Given the growing relevance of the debate on the limits and liceity of the production and use of such cells, there is a pressing need to reflect on the ethical implications which are present. The first section will very briefly set out the most recent scientific data on stem cells and the biotechnological data on their production and use. Catholic Australia - Stem Cells. Parramatta's Bishop Anthony Fisher has written on this subject in his book Catholic Bioethics for a New Millennium.
Article here. The Church's Opinion on Embryonic Stem Cell Use The decision by then Prime Minister, John Howard, to allow a conscience vote on therapeutic cloning was greeted with enthusiasm by the media, and some politicians, as making good sense. Vatican gets behind adult stem cell research. Catholic Support for Ethically Acceptable Stem Cell Research. Sometimes it is wrongly said that the Catholic Church opposes stem cell research.
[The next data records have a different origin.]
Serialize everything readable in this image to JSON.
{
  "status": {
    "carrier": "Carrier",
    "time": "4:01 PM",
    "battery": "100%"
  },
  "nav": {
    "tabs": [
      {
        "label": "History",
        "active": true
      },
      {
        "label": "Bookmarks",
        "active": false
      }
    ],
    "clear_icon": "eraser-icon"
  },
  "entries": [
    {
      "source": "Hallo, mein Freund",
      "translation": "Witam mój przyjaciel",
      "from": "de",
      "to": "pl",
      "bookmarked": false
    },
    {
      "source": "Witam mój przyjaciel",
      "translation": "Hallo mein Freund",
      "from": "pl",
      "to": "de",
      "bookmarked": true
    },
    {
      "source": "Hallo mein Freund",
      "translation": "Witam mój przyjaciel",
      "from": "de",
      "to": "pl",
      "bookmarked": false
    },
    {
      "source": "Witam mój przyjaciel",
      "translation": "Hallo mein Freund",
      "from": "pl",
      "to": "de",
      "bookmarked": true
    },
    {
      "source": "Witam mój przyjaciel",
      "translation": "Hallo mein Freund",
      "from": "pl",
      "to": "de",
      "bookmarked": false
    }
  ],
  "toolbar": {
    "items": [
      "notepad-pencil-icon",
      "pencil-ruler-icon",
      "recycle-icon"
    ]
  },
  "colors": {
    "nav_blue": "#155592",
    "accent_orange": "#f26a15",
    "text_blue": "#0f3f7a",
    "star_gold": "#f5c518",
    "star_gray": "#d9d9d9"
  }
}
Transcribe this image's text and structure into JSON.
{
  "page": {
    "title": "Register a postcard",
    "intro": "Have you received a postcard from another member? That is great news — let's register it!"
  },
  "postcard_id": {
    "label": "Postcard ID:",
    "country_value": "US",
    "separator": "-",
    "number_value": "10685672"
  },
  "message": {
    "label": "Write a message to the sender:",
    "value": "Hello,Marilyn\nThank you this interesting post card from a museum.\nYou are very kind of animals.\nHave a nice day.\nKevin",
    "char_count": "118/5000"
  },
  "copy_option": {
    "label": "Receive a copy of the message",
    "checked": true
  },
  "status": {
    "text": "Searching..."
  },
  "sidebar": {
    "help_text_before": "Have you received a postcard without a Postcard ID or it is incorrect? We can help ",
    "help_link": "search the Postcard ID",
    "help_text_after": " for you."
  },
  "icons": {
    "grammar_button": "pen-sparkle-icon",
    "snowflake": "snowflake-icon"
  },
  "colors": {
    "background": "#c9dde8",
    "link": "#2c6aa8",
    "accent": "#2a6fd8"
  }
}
In fact, the Church supports ethically responsible stem cell research, while opposing any research that exploits or destroys human embryos. Because the Church opposes deliberately destroying innocent human life at any stage, for research or any other purpose, it opposes embryonic stem cell research as currently conducted. However, when scientists proposed avenues for possibly obtaining embryonic stem cells or their pluripotent equivalent without creating or harming embryos, Catholic leaders were among the first to welcome this idea: www.freerepublic.com/focus/f-news/1435477/posts. The Catholic Church has long supported research using stem cells from adult tissue and umbilical cord blood, which poses no moral problem. Catholic institutions at times have taken the lead in promoting such constructive research, which is already providing cures and treatments for suffering patients: Ethical Issues in Stem Cell Research. Human embryonic stem cells: research, ethics and policy.
Embryonic stem cell research: an ethical dilemma. A human embryo can split into twins or triplets until about 14 days after fertilization Egg and sperm: some people believe an embryo must be fully protected from conception onwards (Wellcome Images/Spike Walker) Human blastocyst on the tip of a pin: embryonic stem cells can be grown from cells found in the blastocyst (Wellcome Images/Yorgos Nikas)
Canadian Stem Cell Foundation. What is a Stem Cell?
Every organ and tissue in our body grew out of a cluster of stem cells early in development. A stem cell differs from every other cell in the body in its ability to renew itself. It can divide into many more just like it. Stem cells can repair and replace tissue in the human body. In other words, stem cells have the power to heal.